> [YOUR ASSIGNMENT]
Every record below should be retyped exactly, and no picture should appear in the copy.

> [Records excerpted from a collection]
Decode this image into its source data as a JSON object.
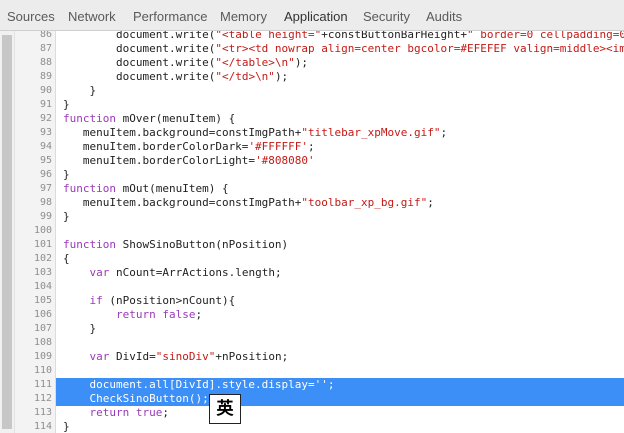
{
  "tabs": [
    {
      "label": "Sources",
      "active": false
    },
    {
      "label": "Network",
      "active": false
    },
    {
      "label": "Performance",
      "active": false
    },
    {
      "label": "Memory",
      "active": false
    },
    {
      "label": "Application",
      "active": true
    },
    {
      "label": "Security",
      "active": false
    },
    {
      "label": "Audits",
      "active": false
    }
  ],
  "colors": {
    "keyword": "#9a3bb8",
    "string": "#c41a16",
    "selection": "#3b8ff6",
    "line_number": "#8e8e8e"
  },
  "code_lines": [
    {
      "n": "86",
      "text": "        document.write(\"<table height=\"+constButtonBarHeight+\" border=0 cellpadding=0"
    },
    {
      "n": "87",
      "text": "        document.write(\"<tr><td nowrap align=center bgcolor=#EFEFEF valign=middle><im"
    },
    {
      "n": "88",
      "text": "        document.write(\"</table>\\n\");"
    },
    {
      "n": "89",
      "text": "        document.write(\"</td>\\n\");"
    },
    {
      "n": "90",
      "text": "    }"
    },
    {
      "n": "91",
      "text": "}"
    },
    {
      "n": "92",
      "text": "function mOver(menuItem) {"
    },
    {
      "n": "93",
      "text": "   menuItem.background=constImgPath+\"titlebar_xpMove.gif\";"
    },
    {
      "n": "94",
      "text": "   menuItem.borderColorDark='#FFFFFF';"
    },
    {
      "n": "95",
      "text": "   menuItem.borderColorLight='#808080'"
    },
    {
      "n": "96",
      "text": "}"
    },
    {
      "n": "97",
      "text": "function mOut(menuItem) {"
    },
    {
      "n": "98",
      "text": "   menuItem.background=constImgPath+\"toolbar_xp_bg.gif\";"
    },
    {
      "n": "99",
      "text": "}"
    },
    {
      "n": "100",
      "text": ""
    },
    {
      "n": "101",
      "text": "function ShowSinoButton(nPosition)"
    },
    {
      "n": "102",
      "text": "{"
    },
    {
      "n": "103",
      "text": "    var nCount=ArrActions.length;"
    },
    {
      "n": "104",
      "text": ""
    },
    {
      "n": "105",
      "text": "    if (nPosition>nCount){"
    },
    {
      "n": "106",
      "text": "        return false;"
    },
    {
      "n": "107",
      "text": "    }"
    },
    {
      "n": "108",
      "text": ""
    },
    {
      "n": "109",
      "text": "    var DivId=\"sinoDiv\"+nPosition;"
    },
    {
      "n": "110",
      "text": ""
    },
    {
      "n": "111",
      "text": "    document.all[DivId].style.display='';",
      "selected": true
    },
    {
      "n": "112",
      "text": "    CheckSinoButton();",
      "selected": true
    },
    {
      "n": "113",
      "text": "    return true;"
    },
    {
      "n": "114",
      "text": "}"
    }
  ],
  "ime_indicator": "英"
}
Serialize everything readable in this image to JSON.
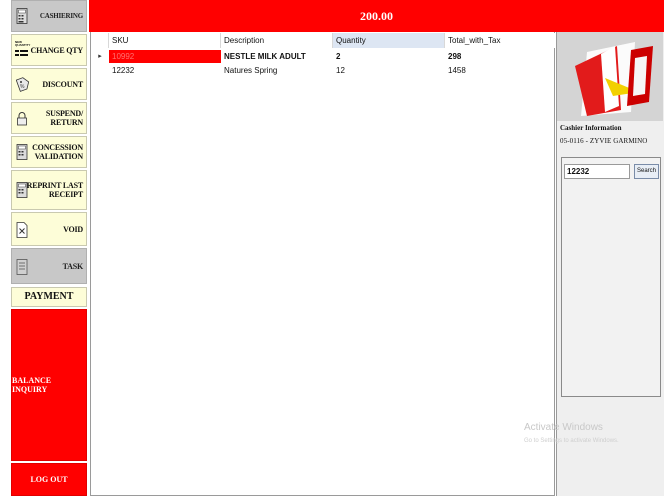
{
  "sidebar": {
    "cashiering": "CASHIERING",
    "change_qty_icon_text": "NEW\nQUANTITY",
    "change_qty": "CHANGE QTY",
    "discount": "DISCOUNT",
    "suspend_return": "SUSPEND/\nRETURN",
    "concession_validation": "CONCESSION\nVALIDATION",
    "reprint_last_receipt": "REPRINT LAST\nRECEIPT",
    "void": "VOID",
    "task": "TASK",
    "payment_method": "PAYMENT METHD",
    "balance_inquiry": "BALANCE INQUIRY",
    "log_out": "LOG OUT"
  },
  "total": "200.00",
  "grid": {
    "columns": [
      "SKU",
      "Description",
      "Quantity",
      "Total_with_Tax"
    ],
    "rows": [
      {
        "indicator": "▸",
        "sku": "10992",
        "description": "NESTLE MILK ADULT",
        "quantity": "2",
        "total": "298"
      },
      {
        "indicator": "",
        "sku": "12232",
        "description": "Natures Spring",
        "quantity": "12",
        "total": "1458"
      }
    ]
  },
  "cashier": {
    "title": "Cashier Information",
    "name": "05-0116 - ZYVIE GARMINO"
  },
  "search": {
    "value": "12232",
    "button": "Search"
  },
  "watermark": {
    "line1": "Activate Windows",
    "line2": "Go to Settings to activate Windows."
  },
  "colors": {
    "accent_red": "#ff0000",
    "button_cream": "#fdfdd8",
    "button_grey": "#c8c8c8"
  }
}
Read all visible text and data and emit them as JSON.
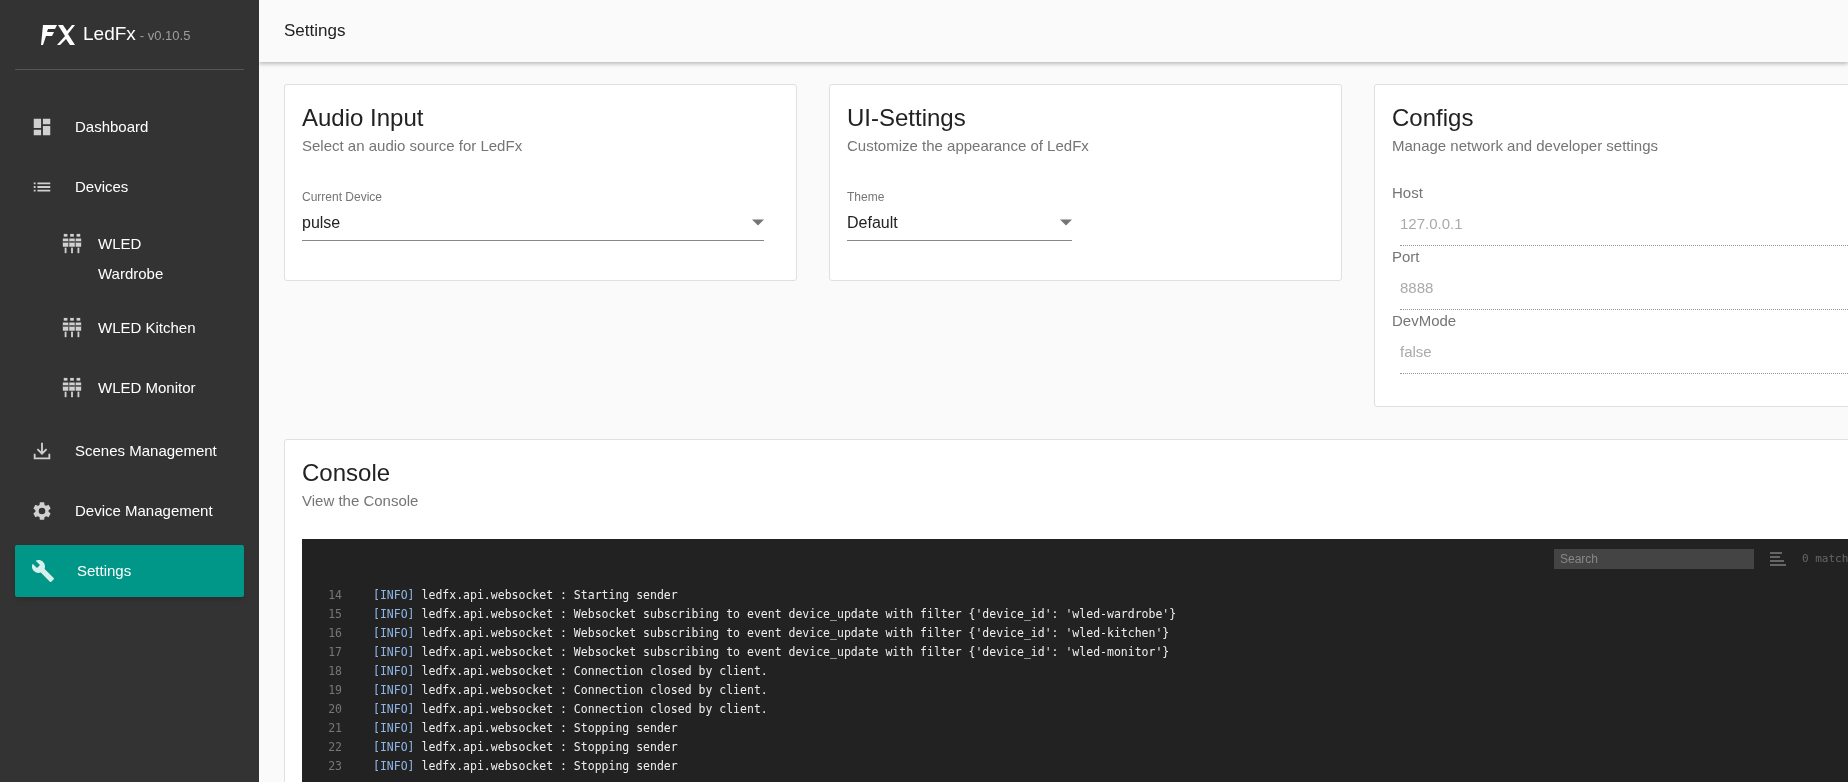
{
  "brand": {
    "name": "LedFx",
    "version": "- v0.10.5"
  },
  "nav": [
    {
      "label": "Dashboard",
      "selected": false
    },
    {
      "label": "Devices",
      "selected": false,
      "children": [
        {
          "label": "WLED Wardrobe",
          "selected": false
        },
        {
          "label": "WLED Kitchen",
          "selected": false
        },
        {
          "label": "WLED Monitor",
          "selected": false
        }
      ]
    },
    {
      "label": "Scenes Management",
      "selected": false
    },
    {
      "label": "Device Management",
      "selected": false
    },
    {
      "label": "Settings",
      "selected": true
    }
  ],
  "header": {
    "title": "Settings"
  },
  "audio_input": {
    "title": "Audio Input",
    "subtitle": "Select an audio source for LedFx",
    "field_label": "Current Device",
    "value": "pulse"
  },
  "ui_settings": {
    "title": "UI-Settings",
    "subtitle": "Customize the appearance of LedFx",
    "field_label": "Theme",
    "value": "Default"
  },
  "configs": {
    "title": "Configs",
    "subtitle": "Manage network and developer settings",
    "fields": [
      {
        "label": "Host",
        "placeholder": "127.0.0.1"
      },
      {
        "label": "Port",
        "placeholder": "8888"
      },
      {
        "label": "DevMode",
        "placeholder": "false"
      }
    ]
  },
  "console": {
    "title": "Console",
    "subtitle": "View the Console",
    "search_placeholder": "Search",
    "matches": "0 match",
    "lines": [
      {
        "n": "14",
        "tag": "[INFO]",
        "text": "ledfx.api.websocket : Starting sender"
      },
      {
        "n": "15",
        "tag": "[INFO]",
        "text": "ledfx.api.websocket : Websocket subscribing to event device_update with filter {'device_id': 'wled-wardrobe'}"
      },
      {
        "n": "16",
        "tag": "[INFO]",
        "text": "ledfx.api.websocket : Websocket subscribing to event device_update with filter {'device_id': 'wled-kitchen'}"
      },
      {
        "n": "17",
        "tag": "[INFO]",
        "text": "ledfx.api.websocket : Websocket subscribing to event device_update with filter {'device_id': 'wled-monitor'}"
      },
      {
        "n": "18",
        "tag": "[INFO]",
        "text": "ledfx.api.websocket : Connection closed by client."
      },
      {
        "n": "19",
        "tag": "[INFO]",
        "text": "ledfx.api.websocket : Connection closed by client."
      },
      {
        "n": "20",
        "tag": "[INFO]",
        "text": "ledfx.api.websocket : Connection closed by client."
      },
      {
        "n": "21",
        "tag": "[INFO]",
        "text": "ledfx.api.websocket : Stopping sender"
      },
      {
        "n": "22",
        "tag": "[INFO]",
        "text": "ledfx.api.websocket : Stopping sender"
      },
      {
        "n": "23",
        "tag": "[INFO]",
        "text": "ledfx.api.websocket : Stopping sender"
      }
    ]
  }
}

> [ANSWER TO THE EXERCISE]
Decode this image into its source data as a JSON object.
{
  "tabs": [
    {
      "label": "Sources",
      "active": false
    },
    {
      "label": "Network",
      "active": false
    },
    {
      "label": "Performance",
      "active": false
    },
    {
      "label": "Memory",
      "active": false
    },
    {
      "label": "Application",
      "active": true
    },
    {
      "label": "Security",
      "active": false
    },
    {
      "label": "Audits",
      "active": false
    }
  ],
  "colors": {
    "keyword": "#9a3bb8",
    "string": "#c41a16",
    "selection": "#3b8ff6",
    "line_number": "#8e8e8e"
  },
  "code_lines": [
    {
      "n": "86",
      "text": "        document.write(\"<table height=\"+constButtonBarHeight+\" border=0 cellpadding=0"
    },
    {
      "n": "87",
      "text": "        document.write(\"<tr><td nowrap align=center bgcolor=#EFEFEF valign=middle><im"
    },
    {
      "n": "88",
      "text": "        document.write(\"</table>\\n\");"
    },
    {
      "n": "89",
      "text": "        document.write(\"</td>\\n\");"
    },
    {
      "n": "90",
      "text": "    }"
    },
    {
      "n": "91",
      "text": "}"
    },
    {
      "n": "92",
      "text": "function mOver(menuItem) {"
    },
    {
      "n": "93",
      "text": "   menuItem.background=constImgPath+\"titlebar_xpMove.gif\";"
    },
    {
      "n": "94",
      "text": "   menuItem.borderColorDark='#FFFFFF';"
    },
    {
      "n": "95",
      "text": "   menuItem.borderColorLight='#808080'"
    },
    {
      "n": "96",
      "text": "}"
    },
    {
      "n": "97",
      "text": "function mOut(menuItem) {"
    },
    {
      "n": "98",
      "text": "   menuItem.background=constImgPath+\"toolbar_xp_bg.gif\";"
    },
    {
      "n": "99",
      "text": "}"
    },
    {
      "n": "100",
      "text": ""
    },
    {
      "n": "101",
      "text": "function ShowSinoButton(nPosition)"
    },
    {
      "n": "102",
      "text": "{"
    },
    {
      "n": "103",
      "text": "    var nCount=ArrActions.length;"
    },
    {
      "n": "104",
      "text": ""
    },
    {
      "n": "105",
      "text": "    if (nPosition>nCount){"
    },
    {
      "n": "106",
      "text": "        return false;"
    },
    {
      "n": "107",
      "text": "    }"
    },
    {
      "n": "108",
      "text": ""
    },
    {
      "n": "109",
      "text": "    var DivId=\"sinoDiv\"+nPosition;"
    },
    {
      "n": "110",
      "text": ""
    },
    {
      "n": "111",
      "text": "    document.all[DivId].style.display='';",
      "selected": true
    },
    {
      "n": "112",
      "text": "    CheckSinoButton();",
      "selected": true
    },
    {
      "n": "113",
      "text": "    return true;"
    },
    {
      "n": "114",
      "text": "}"
    }
  ],
  "ime_indicator": "英"
}
Serialize everything readable in this image to JSON.
{
  "sidebar": {
    "cashiering": "CASHIERING",
    "change_qty_icon_text": "NEW\nQUANTITY",
    "change_qty": "CHANGE QTY",
    "discount": "DISCOUNT",
    "suspend_return": "SUSPEND/\nRETURN",
    "concession_validation": "CONCESSION\nVALIDATION",
    "reprint_last_receipt": "REPRINT LAST\nRECEIPT",
    "void": "VOID",
    "task": "TASK",
    "payment_method": "PAYMENT METHD",
    "balance_inquiry": "BALANCE INQUIRY",
    "log_out": "LOG OUT"
  },
  "total": "200.00",
  "grid": {
    "columns": [
      "SKU",
      "Description",
      "Quantity",
      "Total_with_Tax"
    ],
    "rows": [
      {
        "indicator": "▸",
        "sku": "10992",
        "description": "NESTLE MILK ADULT",
        "quantity": "2",
        "total": "298"
      },
      {
        "indicator": "",
        "sku": "12232",
        "description": "Natures Spring",
        "quantity": "12",
        "total": "1458"
      }
    ]
  },
  "cashier": {
    "title": "Cashier Information",
    "name": "05-0116 - ZYVIE GARMINO"
  },
  "search": {
    "value": "12232",
    "button": "Search"
  },
  "watermark": {
    "line1": "Activate Windows",
    "line2": "Go to Settings to activate Windows."
  },
  "colors": {
    "accent_red": "#ff0000",
    "button_cream": "#fdfdd8",
    "button_grey": "#c8c8c8"
  }
}
Read all visible text and data and emit them as JSON.
{
  "brand": {
    "name": "LedFx",
    "version": "- v0.10.5"
  },
  "nav": [
    {
      "label": "Dashboard",
      "selected": false
    },
    {
      "label": "Devices",
      "selected": false,
      "children": [
        {
          "label": "WLED Wardrobe",
          "selected": false
        },
        {
          "label": "WLED Kitchen",
          "selected": false
        },
        {
          "label": "WLED Monitor",
          "selected": false
        }
      ]
    },
    {
      "label": "Scenes Management",
      "selected": false
    },
    {
      "label": "Device Management",
      "selected": false
    },
    {
      "label": "Settings",
      "selected": true
    }
  ],
  "header": {
    "title": "Settings"
  },
  "audio_input": {
    "title": "Audio Input",
    "subtitle": "Select an audio source for LedFx",
    "field_label": "Current Device",
    "value": "pulse"
  },
  "ui_settings": {
    "title": "UI-Settings",
    "subtitle": "Customize the appearance of LedFx",
    "field_label": "Theme",
    "value": "Default"
  },
  "configs": {
    "title": "Configs",
    "subtitle": "Manage network and developer settings",
    "fields": [
      {
        "label": "Host",
        "placeholder": "127.0.0.1"
      },
      {
        "label": "Port",
        "placeholder": "8888"
      },
      {
        "label": "DevMode",
        "placeholder": "false"
      }
    ]
  },
  "console": {
    "title": "Console",
    "subtitle": "View the Console",
    "search_placeholder": "Search",
    "matches": "0 match",
    "lines": [
      {
        "n": "14",
        "tag": "[INFO]",
        "text": "ledfx.api.websocket : Starting sender"
      },
      {
        "n": "15",
        "tag": "[INFO]",
        "text": "ledfx.api.websocket : Websocket subscribing to event device_update with filter {'device_id': 'wled-wardrobe'}"
      },
      {
        "n": "16",
        "tag": "[INFO]",
        "text": "ledfx.api.websocket : Websocket subscribing to event device_update with filter {'device_id': 'wled-kitchen'}"
      },
      {
        "n": "17",
        "tag": "[INFO]",
        "text": "ledfx.api.websocket : Websocket subscribing to event device_update with filter {'device_id': 'wled-monitor'}"
      },
      {
        "n": "18",
        "tag": "[INFO]",
        "text": "ledfx.api.websocket : Connection closed by client."
      },
      {
        "n": "19",
        "tag": "[INFO]",
        "text": "ledfx.api.websocket : Connection closed by client."
      },
      {
        "n": "20",
        "tag": "[INFO]",
        "text": "ledfx.api.websocket : Connection closed by client."
      },
      {
        "n": "21",
        "tag": "[INFO]",
        "text": "ledfx.api.websocket : Stopping sender"
      },
      {
        "n": "22",
        "tag": "[INFO]",
        "text": "ledfx.api.websocket : Stopping sender"
      },
      {
        "n": "23",
        "tag": "[INFO]",
        "text": "ledfx.api.websocket : Stopping sender"
      }
    ]
  }
}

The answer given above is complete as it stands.